This exercise calls for every line of the data below with the string "username" in it.

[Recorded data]
__________
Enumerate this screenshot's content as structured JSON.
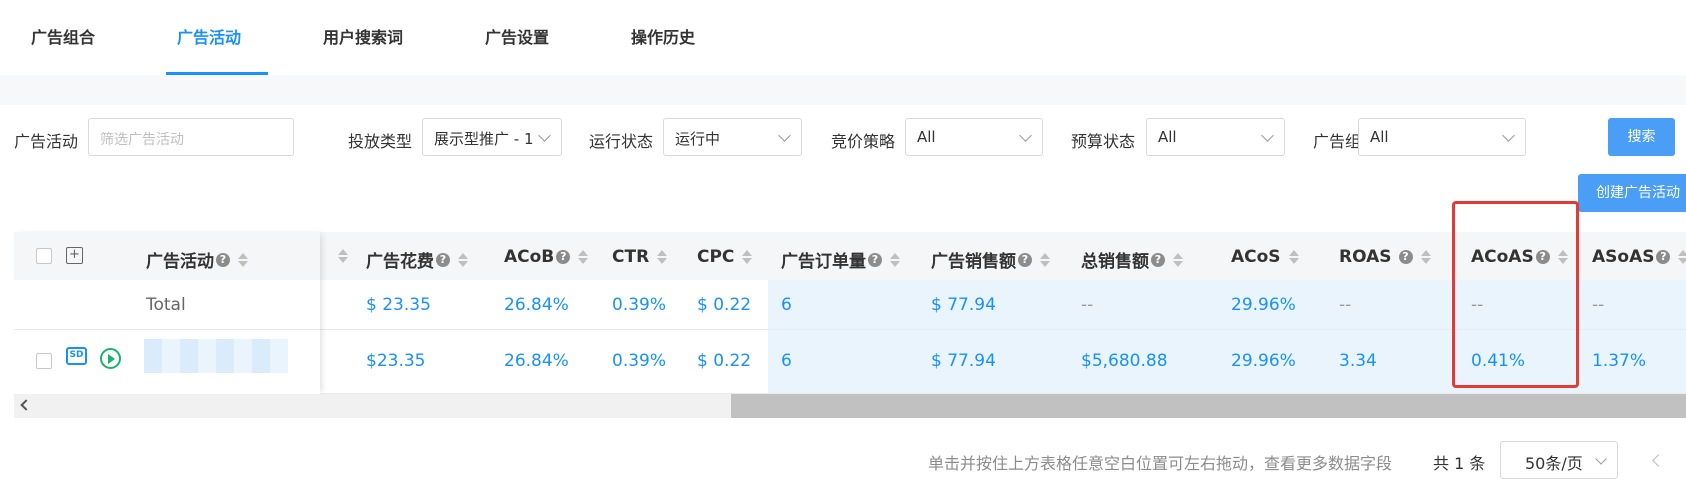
{
  "tabs": [
    {
      "label": "广告组合"
    },
    {
      "label": "广告活动"
    },
    {
      "label": "用户搜索词"
    },
    {
      "label": "广告设置"
    },
    {
      "label": "操作历史"
    }
  ],
  "active_tab": "广告活动",
  "filters": {
    "campaign": {
      "label": "广告活动",
      "placeholder": "筛选广告活动"
    },
    "delivery_type": {
      "label": "投放类型",
      "value": "展示型推广 - 1"
    },
    "run_status": {
      "label": "运行状态",
      "value": "运行中"
    },
    "bid_strategy": {
      "label": "竞价策略",
      "value": "All"
    },
    "budget_status": {
      "label": "预算状态",
      "value": "All"
    },
    "portfolio": {
      "label": "广告组合",
      "value": "All"
    }
  },
  "buttons": {
    "search": "搜索",
    "create_campaign": "创建广告活动"
  },
  "table": {
    "columns": [
      "广告活动",
      "广告花费",
      "ACoB",
      "CTR",
      "CPC",
      "广告订单量",
      "广告销售额",
      "总销售额",
      "ACoS",
      "ROAS",
      "ACoAS",
      "ASoAS"
    ],
    "total_label": "Total",
    "total_row": {
      "spend": "$ 23.35",
      "acob": "26.84%",
      "ctr": "0.39%",
      "cpc": "$ 0.22",
      "orders": "6",
      "ad_sales": "$ 77.94",
      "total_sales": "--",
      "acos": "29.96%",
      "roas": "--",
      "acoas": "--",
      "asoas": "--"
    },
    "rows": [
      {
        "ad_type_badge": "SD",
        "spend": "$23.35",
        "acob": "26.84%",
        "ctr": "0.39%",
        "cpc": "$ 0.22",
        "orders": "6",
        "ad_sales": "$ 77.94",
        "total_sales": "$5,680.88",
        "acos": "29.96%",
        "roas": "3.34",
        "acoas": "0.41%",
        "asoas": "1.37%"
      }
    ]
  },
  "footer": {
    "hint": "单击并按住上方表格任意空白位置可左右拖动，查看更多数据字段",
    "count": "共 1 条",
    "page_size": "50条/页"
  },
  "colors": {
    "accent": "#1890ff",
    "highlight_box": "#e53935",
    "row_highlight": "#eaf4fd"
  }
}
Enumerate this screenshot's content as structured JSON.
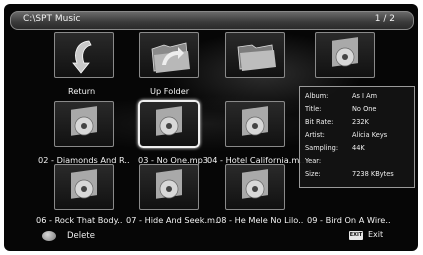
{
  "header": {
    "path": "C:\\SPT Music",
    "page": "1 / 2"
  },
  "grid": {
    "row1": [
      {
        "label": "",
        "icon": "return-arrow-icon"
      },
      {
        "label": "",
        "icon": "up-folder-icon"
      },
      {
        "label": "",
        "icon": "folder-icon"
      },
      {
        "label": "",
        "icon": "disc-icon"
      }
    ],
    "row1_labels": [
      "Return",
      "Up Folder"
    ],
    "row2_labels": [
      "02 - Diamonds And R..",
      "03 - No One.mp3",
      "04 - Hotel California.m.."
    ],
    "row3_labels": [
      "06 - Rock That Body..",
      "07 - Hide And Seek.m..",
      "08 - He Mele No Lilo..",
      "09 - Bird On A Wire.."
    ]
  },
  "info": {
    "rows": [
      {
        "key": "Album:",
        "value": "As I Am"
      },
      {
        "key": "Title:",
        "value": "No One"
      },
      {
        "key": "Bit Rate:",
        "value": "232K"
      },
      {
        "key": "Artist:",
        "value": "Alicia Keys"
      },
      {
        "key": "Sampling:",
        "value": "44K"
      },
      {
        "key": "Year:",
        "value": ""
      },
      {
        "key": "Size:",
        "value": "7238 KBytes"
      }
    ]
  },
  "footer": {
    "delete_label": "Delete",
    "exit_key": "EXIT",
    "exit_label": "Exit"
  },
  "colors": {
    "background": "#060606",
    "text": "#f4f4f4",
    "selected_border": "#f0f0f0"
  }
}
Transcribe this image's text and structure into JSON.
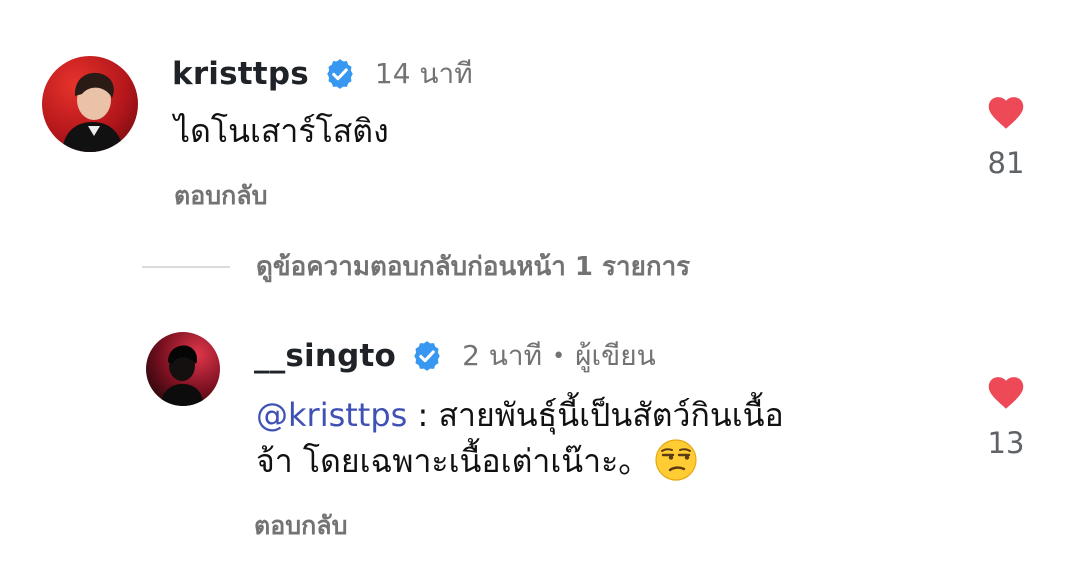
{
  "comments": [
    {
      "username": "kristtps",
      "time": "14 นาที",
      "text": "ไดโนเสาร์โสติง",
      "reply_label": "ตอบกลับ",
      "likes": "81",
      "avatar_icon": "user-avatar-photo"
    },
    {
      "username": "__singto",
      "time": "2 นาที",
      "role_separator": "•",
      "role": "ผู้เขียน",
      "mention": "@kristtps",
      "text_line1": " : สายพันธุ์นี้เป็นสัตว์กินเนื้อ",
      "text_line2": "จ้า โดยเฉพาะเนื้อเต่าเน๊าะ。",
      "emoji": "unamused-face-emoji",
      "reply_label": "ตอบกลับ",
      "likes": "13",
      "avatar_icon": "user-avatar-photo"
    }
  ],
  "view_replies_label": "ดูข้อความตอบกลับก่อนหน้า 1 รายการ",
  "colors": {
    "verified": "#3897f0",
    "heart": "#ed4956",
    "mention": "#3f51b5",
    "secondary_text": "#737373"
  }
}
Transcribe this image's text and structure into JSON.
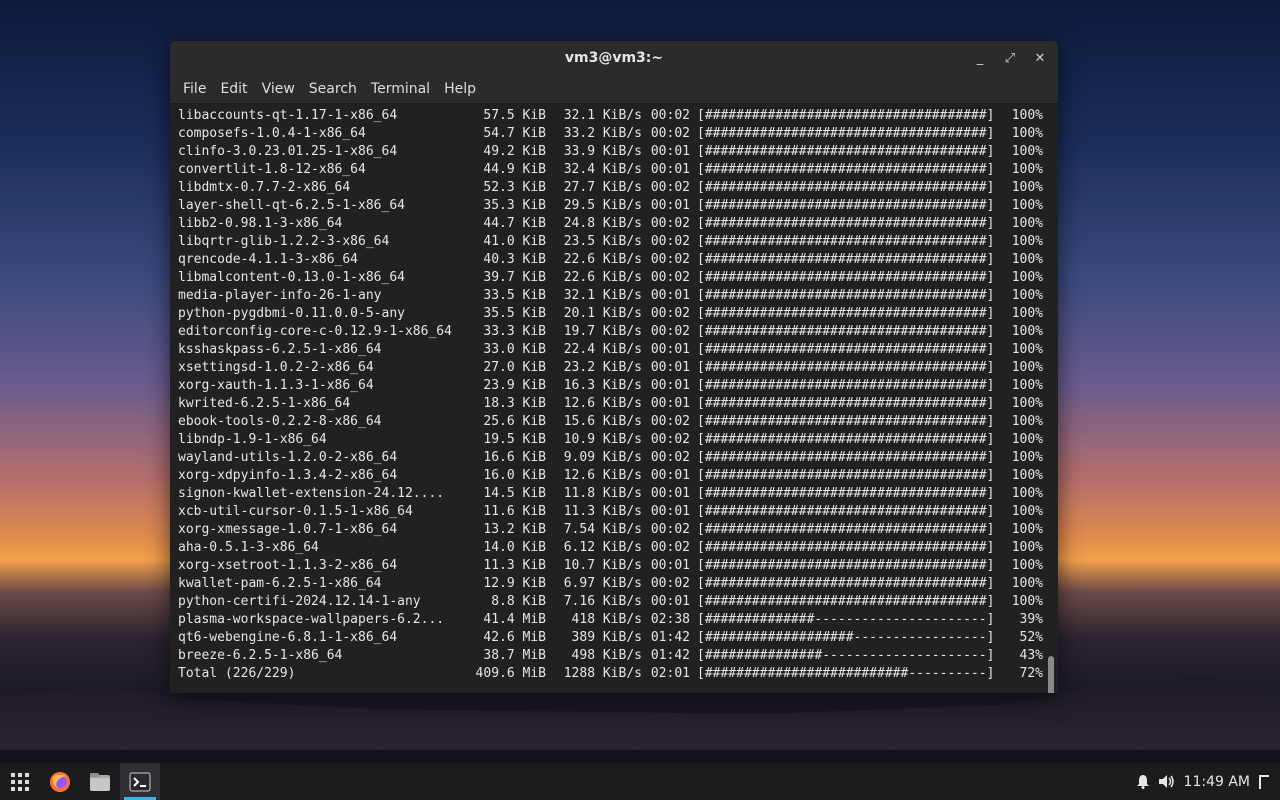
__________
Result of the exercise
      "username": "kristtps",
      "username": "__singto",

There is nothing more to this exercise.